"""

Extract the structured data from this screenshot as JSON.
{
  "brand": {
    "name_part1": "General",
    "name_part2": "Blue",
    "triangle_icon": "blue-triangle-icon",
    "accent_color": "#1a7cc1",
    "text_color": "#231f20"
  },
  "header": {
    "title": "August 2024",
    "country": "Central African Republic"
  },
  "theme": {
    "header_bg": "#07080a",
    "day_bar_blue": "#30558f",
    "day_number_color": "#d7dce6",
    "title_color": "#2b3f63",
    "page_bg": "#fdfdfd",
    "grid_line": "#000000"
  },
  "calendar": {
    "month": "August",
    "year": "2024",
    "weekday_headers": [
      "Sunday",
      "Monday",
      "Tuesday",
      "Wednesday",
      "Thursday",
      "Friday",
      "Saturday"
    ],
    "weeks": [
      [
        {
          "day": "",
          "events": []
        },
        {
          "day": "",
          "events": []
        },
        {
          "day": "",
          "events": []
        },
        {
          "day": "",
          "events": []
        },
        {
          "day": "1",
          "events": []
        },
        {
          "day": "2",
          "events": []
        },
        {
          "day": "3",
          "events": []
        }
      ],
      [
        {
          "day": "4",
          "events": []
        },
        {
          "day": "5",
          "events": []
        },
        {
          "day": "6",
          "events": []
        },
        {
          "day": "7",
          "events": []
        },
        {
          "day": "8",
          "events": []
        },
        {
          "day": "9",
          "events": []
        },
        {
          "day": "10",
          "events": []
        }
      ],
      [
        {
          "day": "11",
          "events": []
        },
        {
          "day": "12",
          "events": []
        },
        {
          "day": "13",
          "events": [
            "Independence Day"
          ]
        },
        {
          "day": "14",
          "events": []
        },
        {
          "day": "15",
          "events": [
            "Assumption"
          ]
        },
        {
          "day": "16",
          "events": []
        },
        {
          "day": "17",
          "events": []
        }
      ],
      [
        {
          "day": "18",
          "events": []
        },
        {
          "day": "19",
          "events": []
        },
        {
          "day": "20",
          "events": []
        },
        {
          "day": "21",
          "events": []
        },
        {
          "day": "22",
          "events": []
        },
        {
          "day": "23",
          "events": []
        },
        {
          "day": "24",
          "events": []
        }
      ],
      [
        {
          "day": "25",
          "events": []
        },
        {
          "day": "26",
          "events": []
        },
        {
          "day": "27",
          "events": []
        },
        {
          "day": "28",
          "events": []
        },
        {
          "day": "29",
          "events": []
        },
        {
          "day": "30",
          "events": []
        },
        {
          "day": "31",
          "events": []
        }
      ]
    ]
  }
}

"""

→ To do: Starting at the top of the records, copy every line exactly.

→ Result:
Extract the structured data from this screenshot as JSON.
{
  "brand": {
    "name_part1": "General",
    "name_part2": "Blue",
    "triangle_icon": "blue-triangle-icon",
    "accent_color": "#1a7cc1",
    "text_color": "#231f20"
  },
  "header": {
    "title": "August 2024",
    "country": "Central African Republic"
  },
  "theme": {
    "header_bg": "#07080a",
    "day_bar_blue": "#30558f",
    "day_number_color": "#d7dce6",
    "title_color": "#2b3f63",
    "page_bg": "#fdfdfd",
    "grid_line": "#000000"
  },
  "calendar": {
    "month": "August",
    "year": "2024",
    "weekday_headers": [
      "Sunday",
      "Monday",
      "Tuesday",
      "Wednesday",
      "Thursday",
      "Friday",
      "Saturday"
    ],
    "weeks": [
      [
        {
          "day": "",
          "events": []
        },
        {
          "day": "",
          "events": []
        },
        {
          "day": "",
          "events": []
        },
        {
          "day": "",
          "events": []
        },
        {
          "day": "1",
          "events": []
        },
        {
          "day": "2",
          "events": []
        },
        {
          "day": "3",
          "events": []
        }
      ],
      [
        {
          "day": "4",
          "events": []
        },
        {
          "day": "5",
          "events": []
        },
        {
          "day": "6",
          "events": []
        },
        {
          "day": "7",
          "events": []
        },
        {
          "day": "8",
          "events": []
        },
        {
          "day": "9",
          "events": []
        },
        {
          "day": "10",
          "events": []
        }
      ],
      [
        {
          "day": "11",
          "events": []
        },
        {
          "day": "12",
          "events": []
        },
        {
          "day": "13",
          "events": [
            "Independence Day"
          ]
        },
        {
          "day": "14",
          "events": []
        },
        {
          "day": "15",
          "events": [
            "Assumption"
          ]
        },
        {
          "day": "16",
          "events": []
        },
        {
          "day": "17",
          "events": []
        }
      ],
      [
        {
          "day": "18",
          "events": []
        },
        {
          "day": "19",
          "events": []
        },
        {
          "day": "20",
          "events": []
        },
        {
          "day": "21",
          "events": []
        },
        {
          "day": "22",
          "events": []
        },
        {
          "day": "23",
          "events": []
        },
        {
          "day": "24",
          "events": []
        }
      ],
      [
        {
          "day": "25",
          "events": []
        },
        {
          "day": "26",
          "events": []
        },
        {
          "day": "27",
          "events": []
        },
        {
          "day": "28",
          "events": []
        },
        {
          "day": "29",
          "events": []
        },
        {
          "day": "30",
          "events": []
        },
        {
          "day": "31",
          "events": []
        }
      ]
    ]
  }
}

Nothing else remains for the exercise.